Set down all of the entries precisely as they were written.
Data shown Block Start
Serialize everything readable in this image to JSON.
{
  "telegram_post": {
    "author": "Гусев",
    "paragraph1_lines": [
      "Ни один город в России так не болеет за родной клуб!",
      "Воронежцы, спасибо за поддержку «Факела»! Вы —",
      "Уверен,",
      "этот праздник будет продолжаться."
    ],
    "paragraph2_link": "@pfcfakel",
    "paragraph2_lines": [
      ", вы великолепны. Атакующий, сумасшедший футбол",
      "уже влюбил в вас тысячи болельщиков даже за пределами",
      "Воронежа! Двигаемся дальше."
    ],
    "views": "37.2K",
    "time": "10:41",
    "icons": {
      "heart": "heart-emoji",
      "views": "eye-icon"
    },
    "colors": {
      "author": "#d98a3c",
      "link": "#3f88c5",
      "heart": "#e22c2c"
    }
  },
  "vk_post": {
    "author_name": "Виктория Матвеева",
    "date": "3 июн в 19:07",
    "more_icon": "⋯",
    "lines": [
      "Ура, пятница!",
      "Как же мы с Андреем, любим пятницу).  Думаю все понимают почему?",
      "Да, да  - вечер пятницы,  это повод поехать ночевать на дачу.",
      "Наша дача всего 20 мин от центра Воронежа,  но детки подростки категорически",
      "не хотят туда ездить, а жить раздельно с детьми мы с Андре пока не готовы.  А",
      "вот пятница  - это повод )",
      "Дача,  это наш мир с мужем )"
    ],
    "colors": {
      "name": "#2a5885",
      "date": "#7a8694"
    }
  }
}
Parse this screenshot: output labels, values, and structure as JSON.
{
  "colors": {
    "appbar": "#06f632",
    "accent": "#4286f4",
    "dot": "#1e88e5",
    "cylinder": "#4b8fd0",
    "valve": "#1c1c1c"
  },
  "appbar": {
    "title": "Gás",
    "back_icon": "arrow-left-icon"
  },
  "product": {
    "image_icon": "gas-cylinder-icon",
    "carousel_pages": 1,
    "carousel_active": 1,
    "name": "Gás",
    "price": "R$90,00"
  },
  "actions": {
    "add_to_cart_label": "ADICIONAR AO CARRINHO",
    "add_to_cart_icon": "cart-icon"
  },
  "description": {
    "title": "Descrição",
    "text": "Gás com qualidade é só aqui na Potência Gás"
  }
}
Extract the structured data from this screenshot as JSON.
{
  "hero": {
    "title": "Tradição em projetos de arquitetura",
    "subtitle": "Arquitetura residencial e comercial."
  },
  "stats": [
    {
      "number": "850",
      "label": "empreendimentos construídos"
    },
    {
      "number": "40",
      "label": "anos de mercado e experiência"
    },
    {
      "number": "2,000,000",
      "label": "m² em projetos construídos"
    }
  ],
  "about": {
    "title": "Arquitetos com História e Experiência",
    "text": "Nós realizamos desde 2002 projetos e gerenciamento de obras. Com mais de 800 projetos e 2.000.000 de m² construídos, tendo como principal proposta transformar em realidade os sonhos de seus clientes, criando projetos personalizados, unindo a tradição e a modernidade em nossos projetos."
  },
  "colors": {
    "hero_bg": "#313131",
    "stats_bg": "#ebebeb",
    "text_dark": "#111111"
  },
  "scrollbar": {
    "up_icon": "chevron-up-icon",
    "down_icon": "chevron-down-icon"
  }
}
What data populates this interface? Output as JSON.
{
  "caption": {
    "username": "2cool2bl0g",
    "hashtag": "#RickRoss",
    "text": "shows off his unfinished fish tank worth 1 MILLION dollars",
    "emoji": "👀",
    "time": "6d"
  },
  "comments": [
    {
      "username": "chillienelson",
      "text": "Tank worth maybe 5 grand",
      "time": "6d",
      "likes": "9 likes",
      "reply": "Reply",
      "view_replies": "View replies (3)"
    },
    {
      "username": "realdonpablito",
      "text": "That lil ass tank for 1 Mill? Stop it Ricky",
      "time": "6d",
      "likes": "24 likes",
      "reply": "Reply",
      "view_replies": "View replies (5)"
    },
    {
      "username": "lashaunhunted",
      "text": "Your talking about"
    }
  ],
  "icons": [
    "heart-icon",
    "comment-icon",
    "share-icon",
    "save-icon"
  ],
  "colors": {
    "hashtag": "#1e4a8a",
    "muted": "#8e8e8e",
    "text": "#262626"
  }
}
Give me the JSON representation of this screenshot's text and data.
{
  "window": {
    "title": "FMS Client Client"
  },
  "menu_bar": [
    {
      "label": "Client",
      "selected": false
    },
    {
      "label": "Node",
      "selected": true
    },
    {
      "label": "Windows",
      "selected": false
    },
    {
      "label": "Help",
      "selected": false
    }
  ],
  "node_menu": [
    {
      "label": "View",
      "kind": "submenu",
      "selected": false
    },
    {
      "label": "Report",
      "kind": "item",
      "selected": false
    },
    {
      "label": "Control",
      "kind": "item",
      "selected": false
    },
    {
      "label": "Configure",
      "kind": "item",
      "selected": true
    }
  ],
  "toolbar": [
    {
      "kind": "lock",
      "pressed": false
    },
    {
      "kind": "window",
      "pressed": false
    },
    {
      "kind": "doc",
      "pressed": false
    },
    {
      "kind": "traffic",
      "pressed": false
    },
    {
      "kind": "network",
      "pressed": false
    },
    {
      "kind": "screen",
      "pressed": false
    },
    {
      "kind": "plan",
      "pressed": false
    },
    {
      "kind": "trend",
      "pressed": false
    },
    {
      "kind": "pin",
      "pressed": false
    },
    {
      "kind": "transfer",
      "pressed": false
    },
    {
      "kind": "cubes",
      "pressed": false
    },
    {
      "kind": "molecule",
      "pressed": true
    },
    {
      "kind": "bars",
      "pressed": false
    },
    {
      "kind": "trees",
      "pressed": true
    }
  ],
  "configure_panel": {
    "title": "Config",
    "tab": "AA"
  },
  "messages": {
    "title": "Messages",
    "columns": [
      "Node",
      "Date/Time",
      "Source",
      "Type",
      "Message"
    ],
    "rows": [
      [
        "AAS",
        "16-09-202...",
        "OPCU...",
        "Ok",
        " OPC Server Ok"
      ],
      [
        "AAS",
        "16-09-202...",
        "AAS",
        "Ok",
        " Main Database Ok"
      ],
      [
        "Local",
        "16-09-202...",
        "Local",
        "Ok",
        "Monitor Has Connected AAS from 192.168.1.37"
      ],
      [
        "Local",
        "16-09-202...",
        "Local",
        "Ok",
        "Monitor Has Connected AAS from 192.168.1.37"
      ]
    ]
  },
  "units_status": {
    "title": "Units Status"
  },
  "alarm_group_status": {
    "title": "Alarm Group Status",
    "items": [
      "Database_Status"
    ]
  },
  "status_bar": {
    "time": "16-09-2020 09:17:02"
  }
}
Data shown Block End
→ **Result for this exercise**:
Serialize everything readable in this image to JSON.
{
  "telegram_post": {
    "author": "Гусев",
    "paragraph1_lines": [
      "Ни один город в России так не болеет за родной клуб!",
      "Воронежцы, спасибо за поддержку «Факела»! Вы —",
      "Уверен,",
      "этот праздник будет продолжаться."
    ],
    "paragraph2_link": "@pfcfakel",
    "paragraph2_lines": [
      ", вы великолепны. Атакующий, сумасшедший футбол",
      "уже влюбил в вас тысячи болельщиков даже за пределами",
      "Воронежа! Двигаемся дальше."
    ],
    "views": "37.2K",
    "time": "10:41",
    "icons": {
      "heart": "heart-emoji",
      "views": "eye-icon"
    },
    "colors": {
      "author": "#d98a3c",
      "link": "#3f88c5",
      "heart": "#e22c2c"
    }
  },
  "vk_post": {
    "author_name": "Виктория Матвеева",
    "date": "3 июн в 19:07",
    "more_icon": "⋯",
    "lines": [
      "Ура, пятница!",
      "Как же мы с Андреем, любим пятницу).  Думаю все понимают почему?",
      "Да, да  - вечер пятницы,  это повод поехать ночевать на дачу.",
      "Наша дача всего 20 мин от центра Воронежа,  но детки подростки категорически",
      "не хотят туда ездить, а жить раздельно с детьми мы с Андре пока не готовы.  А",
      "вот пятница  - это повод )",
      "Дача,  это наш мир с мужем )"
    ],
    "colors": {
      "name": "#2a5885",
      "date": "#7a8694"
    }
  }
}
Parse this screenshot: output labels, values, and structure as JSON.
{
  "colors": {
    "appbar": "#06f632",
    "accent": "#4286f4",
    "dot": "#1e88e5",
    "cylinder": "#4b8fd0",
    "valve": "#1c1c1c"
  },
  "appbar": {
    "title": "Gás",
    "back_icon": "arrow-left-icon"
  },
  "product": {
    "image_icon": "gas-cylinder-icon",
    "carousel_pages": 1,
    "carousel_active": 1,
    "name": "Gás",
    "price": "R$90,00"
  },
  "actions": {
    "add_to_cart_label": "ADICIONAR AO CARRINHO",
    "add_to_cart_icon": "cart-icon"
  },
  "description": {
    "title": "Descrição",
    "text": "Gás com qualidade é só aqui na Potência Gás"
  }
}
Extract the structured data from this screenshot as JSON.
{
  "hero": {
    "title": "Tradição em projetos de arquitetura",
    "subtitle": "Arquitetura residencial e comercial."
  },
  "stats": [
    {
      "number": "850",
      "label": "empreendimentos construídos"
    },
    {
      "number": "40",
      "label": "anos de mercado e experiência"
    },
    {
      "number": "2,000,000",
      "label": "m² em projetos construídos"
    }
  ],
  "about": {
    "title": "Arquitetos com História e Experiência",
    "text": "Nós realizamos desde 2002 projetos e gerenciamento de obras. Com mais de 800 projetos e 2.000.000 de m² construídos, tendo como principal proposta transformar em realidade os sonhos de seus clientes, criando projetos personalizados, unindo a tradição e a modernidade em nossos projetos."
  },
  "colors": {
    "hero_bg": "#313131",
    "stats_bg": "#ebebeb",
    "text_dark": "#111111"
  },
  "scrollbar": {
    "up_icon": "chevron-up-icon",
    "down_icon": "chevron-down-icon"
  }
}
What data populates this interface? Output as JSON.
{
  "caption": {
    "username": "2cool2bl0g",
    "hashtag": "#RickRoss",
    "text": "shows off his unfinished fish tank worth 1 MILLION dollars",
    "emoji": "👀",
    "time": "6d"
  },
  "comments": [
    {
      "username": "chillienelson",
      "text": "Tank worth maybe 5 grand",
      "time": "6d",
      "likes": "9 likes",
      "reply": "Reply",
      "view_replies": "View replies (3)"
    },
    {
      "username": "realdonpablito",
      "text": "That lil ass tank for 1 Mill? Stop it Ricky",
      "time": "6d",
      "likes": "24 likes",
      "reply": "Reply",
      "view_replies": "View replies (5)"
    },
    {
      "username": "lashaunhunted",
      "text": "Your talking about"
    }
  ],
  "icons": [
    "heart-icon",
    "comment-icon",
    "share-icon",
    "save-icon"
  ],
  "colors": {
    "hashtag": "#1e4a8a",
    "muted": "#8e8e8e",
    "text": "#262626"
  }
}
Give me the JSON representation of this screenshot's text and data.
{
  "window": {
    "title": "FMS Client Client"
  },
  "menu_bar": [
    {
      "label": "Client",
      "selected": false
    },
    {
      "label": "Node",
      "selected": true
    },
    {
      "label": "Windows",
      "selected": false
    },
    {
      "label": "Help",
      "selected": false
    }
  ],
  "node_menu": [
    {
      "label": "View",
      "kind": "submenu",
      "selected": false
    },
    {
      "label": "Report",
      "kind": "item",
      "selected": false
    },
    {
      "label": "Control",
      "kind": "item",
      "selected": false
    },
    {
      "label": "Configure",
      "kind": "item",
      "selected": true
    }
  ],
  "toolbar": [
    {
      "kind": "lock",
      "pressed": false
    },
    {
      "kind": "window",
      "pressed": false
    },
    {
      "kind": "doc",
      "pressed": false
    },
    {
      "kind": "traffic",
      "pressed": false
    },
    {
      "kind": "network",
      "pressed": false
    },
    {
      "kind": "screen",
      "pressed": false
    },
    {
      "kind": "plan",
      "pressed": false
    },
    {
      "kind": "trend",
      "pressed": false
    },
    {
      "kind": "pin",
      "pressed": false
    },
    {
      "kind": "transfer",
      "pressed": false
    },
    {
      "kind": "cubes",
      "pressed": false
    },
    {
      "kind": "molecule",
      "pressed": true
    },
    {
      "kind": "bars",
      "pressed": false
    },
    {
      "kind": "trees",
      "pressed": true
    }
  ],
  "configure_panel": {
    "title": "Config",
    "tab": "AA"
  },
  "messages": {
    "title": "Messages",
    "columns": [
      "Node",
      "Date/Time",
      "Source",
      "Type",
      "Message"
    ],
    "rows": [
      [
        "AAS",
        "16-09-202...",
        "OPCU...",
        "Ok",
        " OPC Server Ok"
      ],
      [
        "AAS",
        "16-09-202...",
        "AAS",
        "Ok",
        " Main Database Ok"
      ],
      [
        "Local",
        "16-09-202...",
        "Local",
        "Ok",
        "Monitor Has Connected AAS from 192.168.1.37"
      ],
      [
        "Local",
        "16-09-202...",
        "Local",
        "Ok",
        "Monitor Has Connected AAS from 192.168.1.37"
      ]
    ]
  },
  "units_status": {
    "title": "Units Status"
  },
  "alarm_group_status": {
    "title": "Alarm Group Status",
    "items": [
      "Database_Status"
    ]
  },
  "status_bar": {
    "time": "16-09-2020 09:17:02"
  }
}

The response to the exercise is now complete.